The Soviet Union made public yesterday an approving response to a proposal by two former U.S. admirals for a halt to all nuclear tests, beginning in August, but the sponsors said the reply "falls short of the firm commitment" they had requested.

Retired rear admiral Eugene J. Carroll Jr., deputy director of the Center for Defense Information, a Washington-based research organization, said he received a response Monday from Ambassador Anatoliy Dobrynin. An account of the response was made public yesterday by the official Soviet news agency, Tass, in a dispatch from Moscow.

Carroll said he and retired rear admiral Gene R. LaRoque, director of the research center, proposed to the Soviet Union Jan. 18 that it announce a moratorium on all nuclear weapons testing effective Aug. 6, the 40th anniversary of the first atomic bomb, dropped by the United States on Hiroshima, Japan. A similar proposal was made to President Reagan last year. The retired admirals recommended that the moratorium on testing be accompanied by resumption of negotiations on a comprehensive treaty banning nuclear tests.

The Soviet response, as delivered by Dobrynin, said a test moratorium and new negotiations on a comprehensive treaty "undoubtedly would contribute to constraining the nuclear arms race." The document noted that the Soviet Union previously had suggested a moratorium on all nuclear explosions, "beginning from a mutually agreed date."

The document added, "The date the moratorium would take effect could be, as you suggest, Aug. 6, 1985," or even earlier, if other nuclear powers agree. The Tass rendition seemed to go further, saying the Soviet Union "agrees that the moratorium goes into effect on Aug. 6, 1985," but such a definite statement is not contained in the document presented to Carroll.

The proposal to halt nuclear testing as of Aug. 6 was made public last year on the same date, according to Carroll, and presented in a letter to President Reagan on Nov. 27. Lt. Gen. John T. Chain Jr., State Department director of politico-military affairs, replied for Reagan on Dec. 31 in a letter that rejected negotiations on a comprehensive test ban treaty and seemed negative about the proposed testing moratorium.

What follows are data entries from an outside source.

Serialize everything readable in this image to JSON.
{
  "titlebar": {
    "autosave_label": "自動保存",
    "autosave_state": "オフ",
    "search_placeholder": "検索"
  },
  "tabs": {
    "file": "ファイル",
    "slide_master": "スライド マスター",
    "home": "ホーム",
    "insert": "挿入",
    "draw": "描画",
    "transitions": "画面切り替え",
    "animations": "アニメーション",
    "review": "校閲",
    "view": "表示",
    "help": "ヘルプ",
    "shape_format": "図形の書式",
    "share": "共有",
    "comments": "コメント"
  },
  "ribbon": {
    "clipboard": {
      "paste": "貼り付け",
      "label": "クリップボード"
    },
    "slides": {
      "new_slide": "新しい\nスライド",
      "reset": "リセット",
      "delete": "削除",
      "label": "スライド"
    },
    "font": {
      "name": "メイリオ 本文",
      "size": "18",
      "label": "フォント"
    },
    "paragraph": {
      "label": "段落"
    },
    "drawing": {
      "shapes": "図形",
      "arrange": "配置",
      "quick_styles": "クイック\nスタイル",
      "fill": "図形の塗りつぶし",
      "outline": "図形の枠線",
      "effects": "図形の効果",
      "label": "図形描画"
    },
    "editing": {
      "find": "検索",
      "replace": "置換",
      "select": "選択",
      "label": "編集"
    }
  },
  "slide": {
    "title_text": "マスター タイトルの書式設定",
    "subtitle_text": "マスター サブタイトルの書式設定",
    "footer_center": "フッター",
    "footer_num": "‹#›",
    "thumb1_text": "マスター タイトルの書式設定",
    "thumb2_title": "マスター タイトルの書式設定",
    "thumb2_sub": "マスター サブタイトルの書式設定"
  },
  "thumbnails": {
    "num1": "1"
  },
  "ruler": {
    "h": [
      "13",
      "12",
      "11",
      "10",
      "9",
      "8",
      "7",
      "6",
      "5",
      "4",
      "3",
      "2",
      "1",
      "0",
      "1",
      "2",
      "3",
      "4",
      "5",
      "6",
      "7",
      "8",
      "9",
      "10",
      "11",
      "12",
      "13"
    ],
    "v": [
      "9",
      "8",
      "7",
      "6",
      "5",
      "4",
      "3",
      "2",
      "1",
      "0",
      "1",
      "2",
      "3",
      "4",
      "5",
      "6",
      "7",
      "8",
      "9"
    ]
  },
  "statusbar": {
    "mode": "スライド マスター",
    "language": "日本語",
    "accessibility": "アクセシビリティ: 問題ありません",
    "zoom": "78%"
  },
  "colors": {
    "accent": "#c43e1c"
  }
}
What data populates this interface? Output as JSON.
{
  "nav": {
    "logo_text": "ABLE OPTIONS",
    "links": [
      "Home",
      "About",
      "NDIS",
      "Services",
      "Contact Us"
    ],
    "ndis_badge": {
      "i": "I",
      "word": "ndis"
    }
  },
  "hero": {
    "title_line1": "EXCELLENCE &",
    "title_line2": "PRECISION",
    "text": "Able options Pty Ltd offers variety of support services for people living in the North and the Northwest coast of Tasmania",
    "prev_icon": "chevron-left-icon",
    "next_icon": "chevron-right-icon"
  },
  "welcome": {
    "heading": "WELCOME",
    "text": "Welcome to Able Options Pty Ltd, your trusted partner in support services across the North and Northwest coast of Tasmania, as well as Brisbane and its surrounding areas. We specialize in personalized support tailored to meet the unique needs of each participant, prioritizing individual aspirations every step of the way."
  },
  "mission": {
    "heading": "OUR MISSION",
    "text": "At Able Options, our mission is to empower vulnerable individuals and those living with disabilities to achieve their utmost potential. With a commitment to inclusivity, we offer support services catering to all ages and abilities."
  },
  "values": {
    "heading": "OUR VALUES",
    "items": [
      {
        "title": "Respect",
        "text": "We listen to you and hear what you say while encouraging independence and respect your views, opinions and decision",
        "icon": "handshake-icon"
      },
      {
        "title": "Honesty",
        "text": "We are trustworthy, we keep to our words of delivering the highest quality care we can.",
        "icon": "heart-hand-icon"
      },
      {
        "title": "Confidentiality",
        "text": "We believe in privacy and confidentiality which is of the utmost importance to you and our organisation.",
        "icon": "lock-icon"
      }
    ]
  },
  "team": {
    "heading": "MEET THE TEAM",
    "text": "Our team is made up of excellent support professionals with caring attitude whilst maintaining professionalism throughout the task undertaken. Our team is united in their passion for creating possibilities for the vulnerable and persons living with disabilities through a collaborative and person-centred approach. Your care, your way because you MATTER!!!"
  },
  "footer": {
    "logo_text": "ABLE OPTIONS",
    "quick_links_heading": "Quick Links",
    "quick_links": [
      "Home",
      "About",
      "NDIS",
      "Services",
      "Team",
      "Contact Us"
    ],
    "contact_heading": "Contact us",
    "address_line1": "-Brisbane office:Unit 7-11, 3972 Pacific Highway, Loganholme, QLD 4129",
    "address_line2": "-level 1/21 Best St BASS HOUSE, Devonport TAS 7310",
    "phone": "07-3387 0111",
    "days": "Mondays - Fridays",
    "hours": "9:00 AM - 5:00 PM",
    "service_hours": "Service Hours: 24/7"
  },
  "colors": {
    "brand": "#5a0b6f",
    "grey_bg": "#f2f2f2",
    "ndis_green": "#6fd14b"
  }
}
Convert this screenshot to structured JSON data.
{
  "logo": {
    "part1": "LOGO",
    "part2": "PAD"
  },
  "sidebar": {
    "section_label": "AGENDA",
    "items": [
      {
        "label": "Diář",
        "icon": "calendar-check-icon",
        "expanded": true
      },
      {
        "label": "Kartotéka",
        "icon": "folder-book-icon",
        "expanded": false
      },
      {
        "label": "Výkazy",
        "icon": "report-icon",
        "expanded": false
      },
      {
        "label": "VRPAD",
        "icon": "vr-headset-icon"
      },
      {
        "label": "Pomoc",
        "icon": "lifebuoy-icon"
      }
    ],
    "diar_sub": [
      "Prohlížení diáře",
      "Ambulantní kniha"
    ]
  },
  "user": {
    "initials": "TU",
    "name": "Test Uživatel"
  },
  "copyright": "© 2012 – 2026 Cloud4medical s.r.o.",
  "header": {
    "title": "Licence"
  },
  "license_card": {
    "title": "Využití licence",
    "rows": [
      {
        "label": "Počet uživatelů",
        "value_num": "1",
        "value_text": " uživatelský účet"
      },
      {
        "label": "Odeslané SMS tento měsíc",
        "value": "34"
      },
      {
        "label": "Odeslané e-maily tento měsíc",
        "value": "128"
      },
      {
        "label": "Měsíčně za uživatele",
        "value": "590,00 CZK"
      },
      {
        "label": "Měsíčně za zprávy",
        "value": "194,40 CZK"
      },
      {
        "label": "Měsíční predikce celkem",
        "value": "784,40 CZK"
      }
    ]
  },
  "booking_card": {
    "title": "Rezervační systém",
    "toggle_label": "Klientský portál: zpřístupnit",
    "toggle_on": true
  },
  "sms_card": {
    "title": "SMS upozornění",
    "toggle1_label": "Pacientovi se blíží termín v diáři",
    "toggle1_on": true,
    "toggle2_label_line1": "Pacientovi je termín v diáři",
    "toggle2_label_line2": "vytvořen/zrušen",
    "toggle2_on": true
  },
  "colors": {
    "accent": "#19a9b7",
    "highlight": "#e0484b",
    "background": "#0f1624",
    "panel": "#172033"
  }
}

Carroll said the Soviet reply, while more favorable than that of the United States, "falls short of the firm commitment to end nuclear testing which Admiral LaRoque and I recommended." He added that "the time has come for action, not more encouraging words, if we are ever to slow, stop and reverse the nuclear arms race."

The State Department, in a statement late yesterday, said it is "deeply concerned about the desirability of an uninspected testing moratorium and the verifiability of restraints on nuclear tests."